  • Giving birth (highest risk)

  • Vaginal delivery (vs. C-section)

  • Menopause

  • Being Caucasian

  • Being overweight

  • Smoking

What are the symptoms of uterine prolapse?

Many women with this condition have no symptoms. However, if symptoms start, they may include:

  • Leakage of urine

  • Inability to completely empty your bladder

  • Feeling of heaviness or fullness in your pelvis

  • Bulging in your vagina

  • Lower-back pain

  • Aching, or the feeling of pressure, in your lower abdomen or pelvis

  • Constipation

How is uterine prolapse diagnosed?

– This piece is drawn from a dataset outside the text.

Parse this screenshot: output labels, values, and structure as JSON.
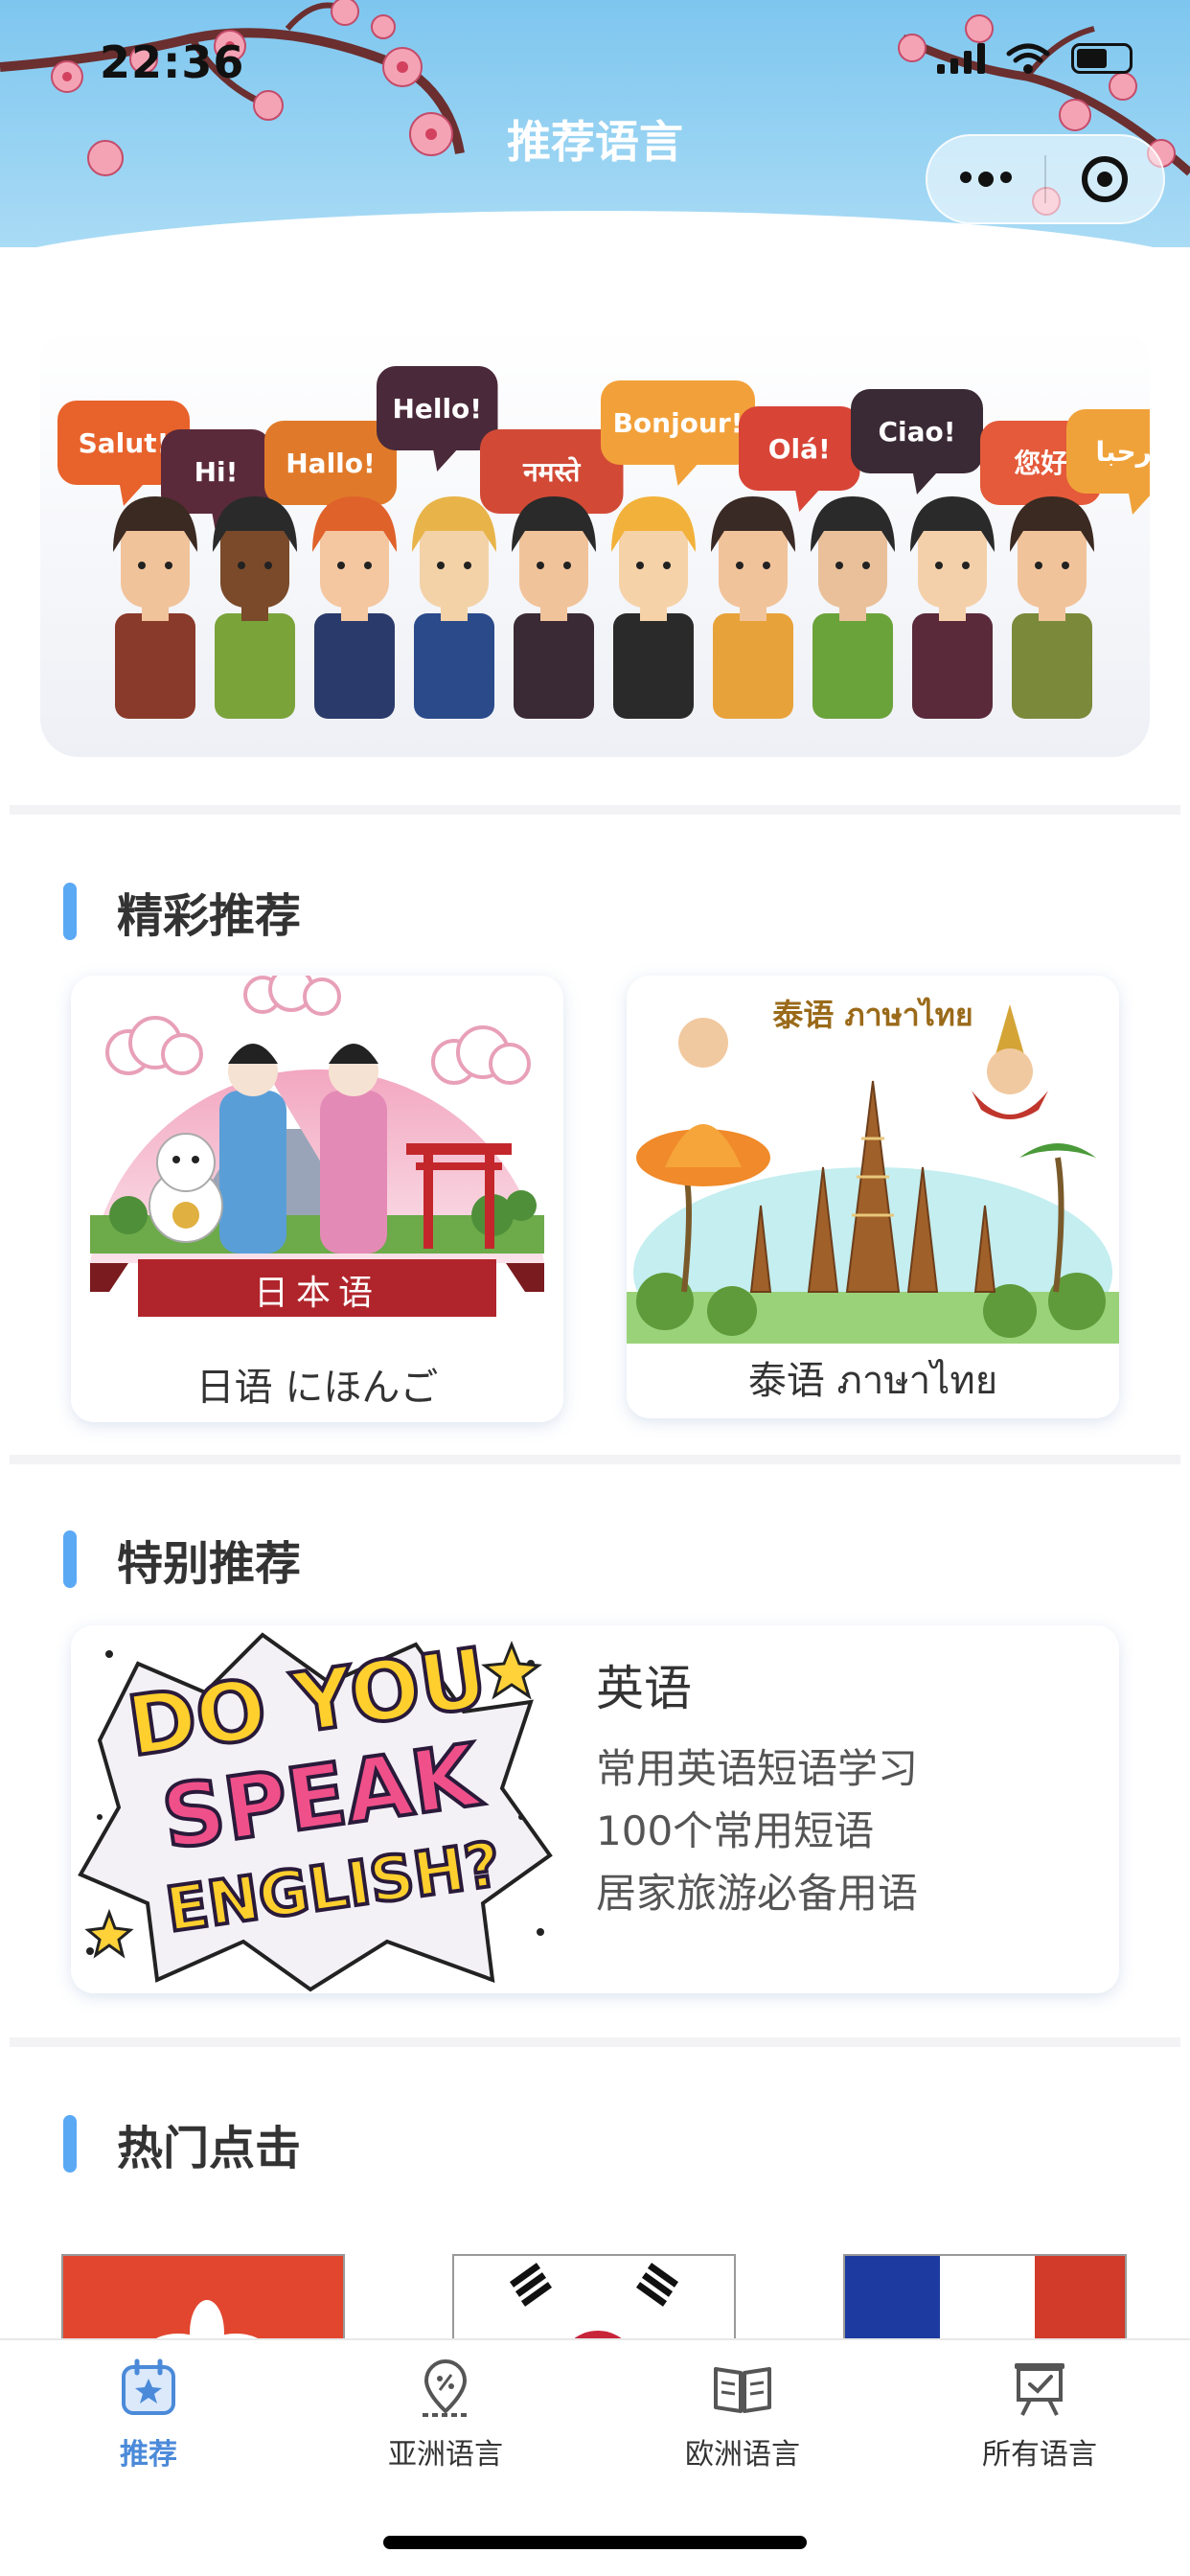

If your healthcare provider thinks that you have a prolapsed uterus, he or she will probably do a physical exam to check your pelvis. If you also have urinary incontinence or a feel you can’t empty your bladder, your doctor may do a procedure called a cystoscopy to examine your bladder and urethra.

Your healthcare provider might also order an MRI (magnetic resonance imaging). This procedure uses a magnet and radio waves to create images. This will allow your healthcare provider to get a good look at your kidneys and other pelvic organs.

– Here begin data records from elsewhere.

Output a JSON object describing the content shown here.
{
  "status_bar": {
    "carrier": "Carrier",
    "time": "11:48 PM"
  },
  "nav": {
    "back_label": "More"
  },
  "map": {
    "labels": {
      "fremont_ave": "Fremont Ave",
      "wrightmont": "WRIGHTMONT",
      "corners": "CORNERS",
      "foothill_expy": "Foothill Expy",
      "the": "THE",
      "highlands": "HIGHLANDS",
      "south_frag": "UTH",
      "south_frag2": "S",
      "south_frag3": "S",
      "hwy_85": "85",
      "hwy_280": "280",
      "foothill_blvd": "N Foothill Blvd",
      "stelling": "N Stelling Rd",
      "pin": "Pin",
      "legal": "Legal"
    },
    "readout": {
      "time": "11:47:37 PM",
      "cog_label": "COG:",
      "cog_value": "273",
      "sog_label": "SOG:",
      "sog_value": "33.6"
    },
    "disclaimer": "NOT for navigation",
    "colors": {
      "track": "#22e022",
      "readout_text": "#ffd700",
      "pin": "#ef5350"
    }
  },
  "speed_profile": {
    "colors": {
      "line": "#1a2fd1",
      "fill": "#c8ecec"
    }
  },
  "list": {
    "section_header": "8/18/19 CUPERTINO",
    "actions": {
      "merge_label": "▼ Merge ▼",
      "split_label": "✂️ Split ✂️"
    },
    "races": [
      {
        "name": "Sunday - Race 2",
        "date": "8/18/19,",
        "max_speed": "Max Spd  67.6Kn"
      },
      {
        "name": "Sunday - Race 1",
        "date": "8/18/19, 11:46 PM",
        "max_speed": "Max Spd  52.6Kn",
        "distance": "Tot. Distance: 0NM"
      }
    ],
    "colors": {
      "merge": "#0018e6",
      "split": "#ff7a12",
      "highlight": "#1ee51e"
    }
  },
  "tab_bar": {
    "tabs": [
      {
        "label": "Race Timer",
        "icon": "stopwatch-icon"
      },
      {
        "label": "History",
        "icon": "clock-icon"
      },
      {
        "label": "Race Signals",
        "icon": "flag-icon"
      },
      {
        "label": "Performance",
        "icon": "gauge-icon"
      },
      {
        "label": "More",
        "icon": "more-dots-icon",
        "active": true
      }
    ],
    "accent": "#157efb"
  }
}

If your symptoms bother you or you’re not comfortable during everyday activities, talk with your healthcare provider about treatment options. Lifestyle changes, such as losing weight, may help.

So can doing Kegel exercises. These strengthen your pelvic floor muscles. To do this exercise, you squeeze the muscles you use to control the flow of urine, and hold for up to 10 seconds then release.

Repeat 50 times a day.

A pessary can also relieve symptoms. This is a device your healthcare provider inserts into your vagina to support your pelvic organs.

A hysterectomy is a surgery to remove your uterus. This can be done through your vagina. The healing time is faster than with surgery that requires an abdominal incision. There also are fewer complications.

Can uterine prolapse be prevented?

There is no certain way to prevent uterine prolapse. However, the following can help lower your risk:

  • Lose weight, if you’re overweight

  • Follow a diet rich in fiber and fluids to prevent constipation and straining

  • Avoid heavy lifting

  • Quit smoking, if you smoke

  • Seek prompt treatment for a chronic cough, which can place extra pressure on your pelvic organs

  • Do Kegel exercises to strengthen your pelvic floor muscles

These actions may also help if you already have uterine prolapse.

See your healthcare provider when symptoms first start to bother you. Don’t wait until your discomfort becomes severe. Regular pelvic exams can help detect uterine prolapse in its early stages.

Key points for uterine prolapse

  • Uterine prolapse occurs when the muscles and tissue in your pelvis weaken.

  • This allows your uterus to drop down into your vagina.

  • Common symptoms include leakage of urine, fullness in your pelvis, bulging in your vagina, lower-back pain, and constipation.

  • Treatment for uterine prolapse includes lifestyle changes, a pessary, or surgery to remove the uterus.

  • You may be able to prevent this condition with weight loss, a high fiber diet, not smoking, and doing Kegel exercises.

Next steps

Tips to help you get the most from a visit to your healthcare provider:

  • Know the reason for your visit and what you want to happen.

  • Before your visit, write down the questions you want to be answered.

  • Bring someone with you to help you ask questions and remember what your provider tells you.

  • At the visit, write down the name of a new diagnosis, and any new medicines, treatments, or tests. Also, write down any new instructions your provider gives you.

  • Know why a new medicine or treatment is prescribed, and how it will help you. Also, know what the side effects are.

  • Ask if your condition can be treated in other ways.

  • Know why a test or procedure is recommended and what the results could mean.

  • Know what to expect if you do not take the medicine or have the test or procedure.

  • If you have a follow-up appointment, write down the date, time, and purpose for that visit.

  • Know how you can contact your provider if you have questions.

Dr. Victoria Handa and her team at the Johns Hopkins Women's Center for Pelvic Health and Reconstructive Surgery study how childbirth leads to long-term physical and functional changes in a woman’s body. Watch to learn more.

Source: https://www.hopkinsmedicine.org/health/conditions-and-diseases/uterine-prolapse